» Task goal: With no line omitted, restate the records below exactly as they appear.

» Source data:
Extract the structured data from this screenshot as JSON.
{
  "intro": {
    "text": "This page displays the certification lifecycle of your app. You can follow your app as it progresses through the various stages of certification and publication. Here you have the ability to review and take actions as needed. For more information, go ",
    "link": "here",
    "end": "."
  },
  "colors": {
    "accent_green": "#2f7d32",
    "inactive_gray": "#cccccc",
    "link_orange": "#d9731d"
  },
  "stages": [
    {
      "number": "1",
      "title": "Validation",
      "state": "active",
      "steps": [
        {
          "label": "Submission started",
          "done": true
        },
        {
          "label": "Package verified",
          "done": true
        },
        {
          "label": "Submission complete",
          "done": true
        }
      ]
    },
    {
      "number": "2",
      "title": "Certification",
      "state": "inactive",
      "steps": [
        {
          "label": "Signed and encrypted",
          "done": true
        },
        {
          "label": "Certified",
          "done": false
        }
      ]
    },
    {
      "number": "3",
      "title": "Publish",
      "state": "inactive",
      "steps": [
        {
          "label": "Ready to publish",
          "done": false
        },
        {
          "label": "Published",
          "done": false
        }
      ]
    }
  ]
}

» Response box:
Extract the structured data from this screenshot as JSON.
{
  "intro": {
    "text": "This page displays the certification lifecycle of your app. You can follow your app as it progresses through the various stages of certification and publication. Here you have the ability to review and take actions as needed. For more information, go ",
    "link": "here",
    "end": "."
  },
  "colors": {
    "accent_green": "#2f7d32",
    "inactive_gray": "#cccccc",
    "link_orange": "#d9731d"
  },
  "stages": [
    {
      "number": "1",
      "title": "Validation",
      "state": "active",
      "steps": [
        {
          "label": "Submission started",
          "done": true
        },
        {
          "label": "Package verified",
          "done": true
        },
        {
          "label": "Submission complete",
          "done": true
        }
      ]
    },
    {
      "number": "2",
      "title": "Certification",
      "state": "inactive",
      "steps": [
        {
          "label": "Signed and encrypted",
          "done": true
        },
        {
          "label": "Certified",
          "done": false
        }
      ]
    },
    {
      "number": "3",
      "title": "Publish",
      "state": "inactive",
      "steps": [
        {
          "label": "Ready to publish",
          "done": false
        },
        {
          "label": "Published",
          "done": false
        }
      ]
    }
  ]
}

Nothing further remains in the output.